[Exercise materials — start]

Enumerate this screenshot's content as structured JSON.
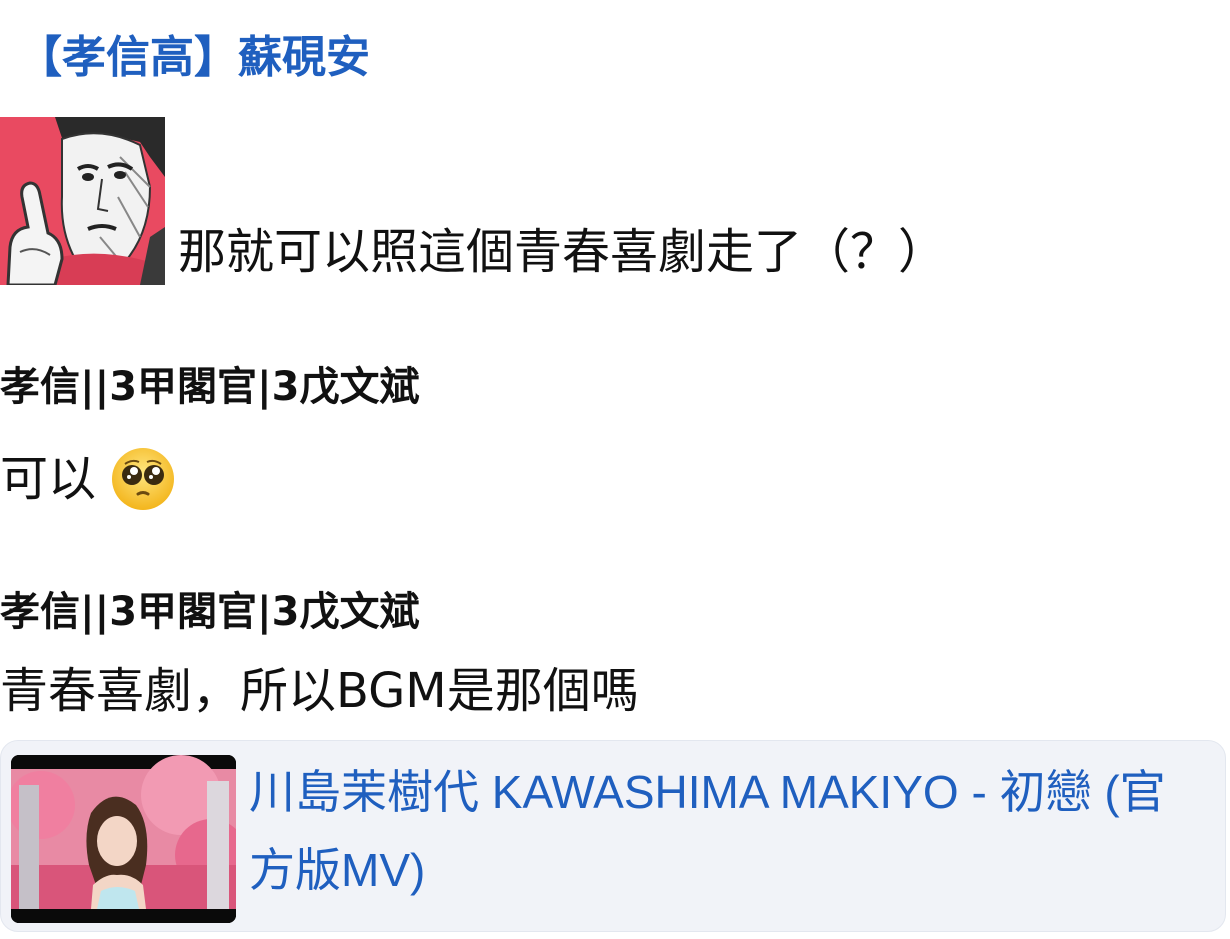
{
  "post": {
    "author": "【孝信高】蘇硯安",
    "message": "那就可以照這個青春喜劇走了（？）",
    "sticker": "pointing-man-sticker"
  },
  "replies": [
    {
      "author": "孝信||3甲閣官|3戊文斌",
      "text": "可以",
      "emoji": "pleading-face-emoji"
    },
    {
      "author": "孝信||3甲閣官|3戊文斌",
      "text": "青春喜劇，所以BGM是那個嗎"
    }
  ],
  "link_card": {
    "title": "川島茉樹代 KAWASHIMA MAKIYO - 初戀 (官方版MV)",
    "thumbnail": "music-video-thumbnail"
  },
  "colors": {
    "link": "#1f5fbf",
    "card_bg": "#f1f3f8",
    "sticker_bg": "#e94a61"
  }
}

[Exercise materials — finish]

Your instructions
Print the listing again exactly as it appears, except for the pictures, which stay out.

Reply to the task
Enumerate this screenshot's content as structured JSON.
{
  "post": {
    "author": "【孝信高】蘇硯安",
    "message": "那就可以照這個青春喜劇走了（？）",
    "sticker": "pointing-man-sticker"
  },
  "replies": [
    {
      "author": "孝信||3甲閣官|3戊文斌",
      "text": "可以",
      "emoji": "pleading-face-emoji"
    },
    {
      "author": "孝信||3甲閣官|3戊文斌",
      "text": "青春喜劇，所以BGM是那個嗎"
    }
  ],
  "link_card": {
    "title": "川島茉樹代 KAWASHIMA MAKIYO - 初戀 (官方版MV)",
    "thumbnail": "music-video-thumbnail"
  },
  "colors": {
    "link": "#1f5fbf",
    "card_bg": "#f1f3f8",
    "sticker_bg": "#e94a61"
  }
}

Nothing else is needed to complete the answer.